(Items from an interface collection)

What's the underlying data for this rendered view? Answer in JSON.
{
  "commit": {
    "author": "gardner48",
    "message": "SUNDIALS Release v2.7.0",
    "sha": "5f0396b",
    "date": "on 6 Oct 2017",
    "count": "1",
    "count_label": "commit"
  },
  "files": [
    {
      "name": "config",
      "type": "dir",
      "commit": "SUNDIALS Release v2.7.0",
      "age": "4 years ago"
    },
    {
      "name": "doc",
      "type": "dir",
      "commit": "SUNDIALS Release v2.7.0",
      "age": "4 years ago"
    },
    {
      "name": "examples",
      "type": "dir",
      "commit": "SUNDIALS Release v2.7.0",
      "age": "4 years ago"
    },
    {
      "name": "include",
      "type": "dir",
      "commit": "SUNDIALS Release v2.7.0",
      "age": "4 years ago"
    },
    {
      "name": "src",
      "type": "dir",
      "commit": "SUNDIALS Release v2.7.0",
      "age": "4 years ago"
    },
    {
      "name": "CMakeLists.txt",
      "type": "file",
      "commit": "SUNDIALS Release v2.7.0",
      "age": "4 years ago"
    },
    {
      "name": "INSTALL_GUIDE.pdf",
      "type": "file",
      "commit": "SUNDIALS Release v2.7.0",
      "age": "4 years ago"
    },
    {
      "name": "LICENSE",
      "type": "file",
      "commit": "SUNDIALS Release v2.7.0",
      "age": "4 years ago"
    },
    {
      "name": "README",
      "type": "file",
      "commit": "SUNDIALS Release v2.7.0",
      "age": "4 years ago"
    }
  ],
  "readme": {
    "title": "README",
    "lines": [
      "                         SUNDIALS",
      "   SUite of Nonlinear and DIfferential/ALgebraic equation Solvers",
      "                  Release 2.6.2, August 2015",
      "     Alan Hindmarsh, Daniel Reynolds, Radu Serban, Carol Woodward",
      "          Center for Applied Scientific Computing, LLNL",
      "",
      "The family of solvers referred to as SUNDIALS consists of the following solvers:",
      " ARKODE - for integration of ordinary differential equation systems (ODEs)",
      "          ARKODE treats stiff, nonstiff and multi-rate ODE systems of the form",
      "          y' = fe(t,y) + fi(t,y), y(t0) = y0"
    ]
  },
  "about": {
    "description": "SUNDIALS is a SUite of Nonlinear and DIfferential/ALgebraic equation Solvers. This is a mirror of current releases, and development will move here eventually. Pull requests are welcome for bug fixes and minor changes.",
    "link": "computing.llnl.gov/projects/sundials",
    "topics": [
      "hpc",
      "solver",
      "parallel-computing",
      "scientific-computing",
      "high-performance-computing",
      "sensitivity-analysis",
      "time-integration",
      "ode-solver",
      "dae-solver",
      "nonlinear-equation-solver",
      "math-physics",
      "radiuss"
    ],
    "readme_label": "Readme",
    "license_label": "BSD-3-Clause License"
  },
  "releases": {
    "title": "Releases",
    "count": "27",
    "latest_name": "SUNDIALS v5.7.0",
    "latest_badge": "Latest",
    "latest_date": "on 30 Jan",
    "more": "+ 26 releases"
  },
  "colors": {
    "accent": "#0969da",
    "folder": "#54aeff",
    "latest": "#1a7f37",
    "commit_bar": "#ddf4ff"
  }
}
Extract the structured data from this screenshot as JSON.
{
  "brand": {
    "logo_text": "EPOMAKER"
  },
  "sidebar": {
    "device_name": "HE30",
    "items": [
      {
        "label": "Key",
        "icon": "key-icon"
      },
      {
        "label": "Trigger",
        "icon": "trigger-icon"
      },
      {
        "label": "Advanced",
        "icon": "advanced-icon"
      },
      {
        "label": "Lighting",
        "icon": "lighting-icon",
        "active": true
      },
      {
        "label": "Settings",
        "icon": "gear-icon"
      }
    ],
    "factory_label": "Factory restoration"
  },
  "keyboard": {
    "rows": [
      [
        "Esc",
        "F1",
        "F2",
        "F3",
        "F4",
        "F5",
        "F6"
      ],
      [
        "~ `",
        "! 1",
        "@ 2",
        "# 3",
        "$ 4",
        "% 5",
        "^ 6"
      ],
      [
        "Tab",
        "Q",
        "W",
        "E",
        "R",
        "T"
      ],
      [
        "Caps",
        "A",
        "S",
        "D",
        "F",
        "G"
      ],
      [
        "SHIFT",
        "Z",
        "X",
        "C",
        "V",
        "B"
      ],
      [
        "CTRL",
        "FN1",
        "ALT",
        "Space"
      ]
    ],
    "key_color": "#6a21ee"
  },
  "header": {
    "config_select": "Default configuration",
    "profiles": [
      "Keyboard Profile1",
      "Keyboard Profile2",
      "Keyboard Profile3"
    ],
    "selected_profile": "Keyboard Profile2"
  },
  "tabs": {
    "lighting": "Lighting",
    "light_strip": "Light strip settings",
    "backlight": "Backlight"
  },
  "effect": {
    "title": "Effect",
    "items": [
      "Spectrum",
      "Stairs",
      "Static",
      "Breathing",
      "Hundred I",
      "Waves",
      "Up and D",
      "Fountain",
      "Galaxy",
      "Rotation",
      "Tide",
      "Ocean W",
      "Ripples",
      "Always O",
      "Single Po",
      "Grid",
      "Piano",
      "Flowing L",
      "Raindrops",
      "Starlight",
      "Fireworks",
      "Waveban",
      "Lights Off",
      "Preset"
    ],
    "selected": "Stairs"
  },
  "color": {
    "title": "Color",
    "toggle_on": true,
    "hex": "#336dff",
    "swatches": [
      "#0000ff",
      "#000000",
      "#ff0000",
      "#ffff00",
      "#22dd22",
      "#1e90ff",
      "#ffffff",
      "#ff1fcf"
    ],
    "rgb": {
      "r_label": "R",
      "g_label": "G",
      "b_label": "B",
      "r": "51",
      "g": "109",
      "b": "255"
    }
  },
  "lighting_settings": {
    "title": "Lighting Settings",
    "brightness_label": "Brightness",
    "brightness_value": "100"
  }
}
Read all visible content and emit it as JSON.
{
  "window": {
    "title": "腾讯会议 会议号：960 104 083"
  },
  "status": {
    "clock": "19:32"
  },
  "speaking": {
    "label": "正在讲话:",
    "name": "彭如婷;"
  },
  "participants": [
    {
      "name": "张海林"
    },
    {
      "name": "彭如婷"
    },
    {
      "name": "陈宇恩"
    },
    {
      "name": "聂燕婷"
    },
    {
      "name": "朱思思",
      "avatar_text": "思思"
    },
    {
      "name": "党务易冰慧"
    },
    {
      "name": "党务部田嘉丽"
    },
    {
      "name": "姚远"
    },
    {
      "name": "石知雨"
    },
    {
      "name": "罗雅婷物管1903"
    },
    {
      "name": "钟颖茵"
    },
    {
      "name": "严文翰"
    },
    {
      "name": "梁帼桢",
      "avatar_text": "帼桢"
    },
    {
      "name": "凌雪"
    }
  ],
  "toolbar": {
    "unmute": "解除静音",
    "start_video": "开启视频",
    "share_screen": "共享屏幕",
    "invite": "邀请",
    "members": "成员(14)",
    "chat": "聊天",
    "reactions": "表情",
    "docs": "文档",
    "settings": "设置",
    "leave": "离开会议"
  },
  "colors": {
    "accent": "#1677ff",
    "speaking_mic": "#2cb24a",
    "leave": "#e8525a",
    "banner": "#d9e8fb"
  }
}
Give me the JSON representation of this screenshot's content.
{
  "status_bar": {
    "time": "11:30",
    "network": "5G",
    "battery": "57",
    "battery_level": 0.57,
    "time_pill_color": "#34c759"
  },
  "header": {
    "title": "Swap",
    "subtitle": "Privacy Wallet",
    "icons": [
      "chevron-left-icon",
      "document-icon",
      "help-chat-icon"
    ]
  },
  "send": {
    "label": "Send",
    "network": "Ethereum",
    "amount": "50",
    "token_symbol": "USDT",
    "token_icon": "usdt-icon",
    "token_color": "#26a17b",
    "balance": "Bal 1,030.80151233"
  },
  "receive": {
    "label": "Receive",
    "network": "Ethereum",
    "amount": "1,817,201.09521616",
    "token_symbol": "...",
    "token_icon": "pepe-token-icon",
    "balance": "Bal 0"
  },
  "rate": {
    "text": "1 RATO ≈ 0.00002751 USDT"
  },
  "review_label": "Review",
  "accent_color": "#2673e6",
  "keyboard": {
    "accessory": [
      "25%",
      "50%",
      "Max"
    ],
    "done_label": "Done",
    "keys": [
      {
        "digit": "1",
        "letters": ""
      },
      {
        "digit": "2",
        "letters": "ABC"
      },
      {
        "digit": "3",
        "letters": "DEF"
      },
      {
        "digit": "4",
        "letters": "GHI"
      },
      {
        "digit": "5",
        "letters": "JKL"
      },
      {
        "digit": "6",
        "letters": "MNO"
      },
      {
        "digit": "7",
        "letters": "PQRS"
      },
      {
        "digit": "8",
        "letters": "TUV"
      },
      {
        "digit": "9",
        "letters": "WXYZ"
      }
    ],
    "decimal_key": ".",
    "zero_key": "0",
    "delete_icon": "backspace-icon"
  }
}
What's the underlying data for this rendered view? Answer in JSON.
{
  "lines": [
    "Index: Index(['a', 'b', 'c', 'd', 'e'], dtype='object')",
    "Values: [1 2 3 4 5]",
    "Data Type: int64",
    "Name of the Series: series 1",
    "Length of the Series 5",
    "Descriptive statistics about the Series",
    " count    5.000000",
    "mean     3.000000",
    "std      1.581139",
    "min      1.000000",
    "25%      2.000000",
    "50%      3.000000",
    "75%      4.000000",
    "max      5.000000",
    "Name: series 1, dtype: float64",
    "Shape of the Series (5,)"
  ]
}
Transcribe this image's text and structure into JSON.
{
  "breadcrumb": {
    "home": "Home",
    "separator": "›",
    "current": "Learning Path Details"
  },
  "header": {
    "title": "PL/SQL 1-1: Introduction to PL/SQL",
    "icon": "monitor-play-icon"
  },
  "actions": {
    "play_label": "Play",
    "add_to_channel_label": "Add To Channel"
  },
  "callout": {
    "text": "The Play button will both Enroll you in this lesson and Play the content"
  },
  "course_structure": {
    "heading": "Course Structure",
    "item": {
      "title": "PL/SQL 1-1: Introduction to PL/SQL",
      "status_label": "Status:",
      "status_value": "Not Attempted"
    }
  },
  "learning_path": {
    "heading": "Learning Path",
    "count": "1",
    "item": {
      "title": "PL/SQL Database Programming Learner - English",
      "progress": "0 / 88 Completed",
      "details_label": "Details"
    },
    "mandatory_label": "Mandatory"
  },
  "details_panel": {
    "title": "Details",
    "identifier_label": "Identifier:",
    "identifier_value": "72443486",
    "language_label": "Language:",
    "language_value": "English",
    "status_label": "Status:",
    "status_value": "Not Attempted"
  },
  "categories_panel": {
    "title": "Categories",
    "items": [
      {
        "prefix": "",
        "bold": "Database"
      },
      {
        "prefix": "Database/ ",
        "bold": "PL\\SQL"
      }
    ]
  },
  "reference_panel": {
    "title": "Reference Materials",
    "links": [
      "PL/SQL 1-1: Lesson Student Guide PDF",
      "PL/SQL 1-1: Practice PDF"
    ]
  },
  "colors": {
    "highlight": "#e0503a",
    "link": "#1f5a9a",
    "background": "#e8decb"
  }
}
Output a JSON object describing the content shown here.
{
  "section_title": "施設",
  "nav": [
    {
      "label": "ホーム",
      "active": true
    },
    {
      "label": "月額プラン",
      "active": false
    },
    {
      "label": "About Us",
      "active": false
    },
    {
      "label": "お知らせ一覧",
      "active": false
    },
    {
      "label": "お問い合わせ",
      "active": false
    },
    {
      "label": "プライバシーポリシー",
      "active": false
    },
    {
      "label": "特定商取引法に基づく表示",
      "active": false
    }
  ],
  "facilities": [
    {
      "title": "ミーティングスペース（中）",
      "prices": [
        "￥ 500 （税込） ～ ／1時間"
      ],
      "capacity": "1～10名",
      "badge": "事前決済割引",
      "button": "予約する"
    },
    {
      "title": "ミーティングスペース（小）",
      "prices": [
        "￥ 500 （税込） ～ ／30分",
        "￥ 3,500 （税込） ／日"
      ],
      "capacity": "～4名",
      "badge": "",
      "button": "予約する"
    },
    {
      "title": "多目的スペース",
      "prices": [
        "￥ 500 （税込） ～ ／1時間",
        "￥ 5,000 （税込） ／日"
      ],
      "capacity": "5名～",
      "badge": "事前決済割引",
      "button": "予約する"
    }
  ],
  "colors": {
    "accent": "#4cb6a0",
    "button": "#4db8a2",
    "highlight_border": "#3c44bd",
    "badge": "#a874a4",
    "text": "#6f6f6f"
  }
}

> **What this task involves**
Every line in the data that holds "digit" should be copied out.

> **Result**
        "digit": "1",
        "digit": "2",
        "digit": "3",
        "digit": "4",
        "digit": "5",
        "digit": "6",
        "digit": "7",
        "digit": "8",
        "digit": "9",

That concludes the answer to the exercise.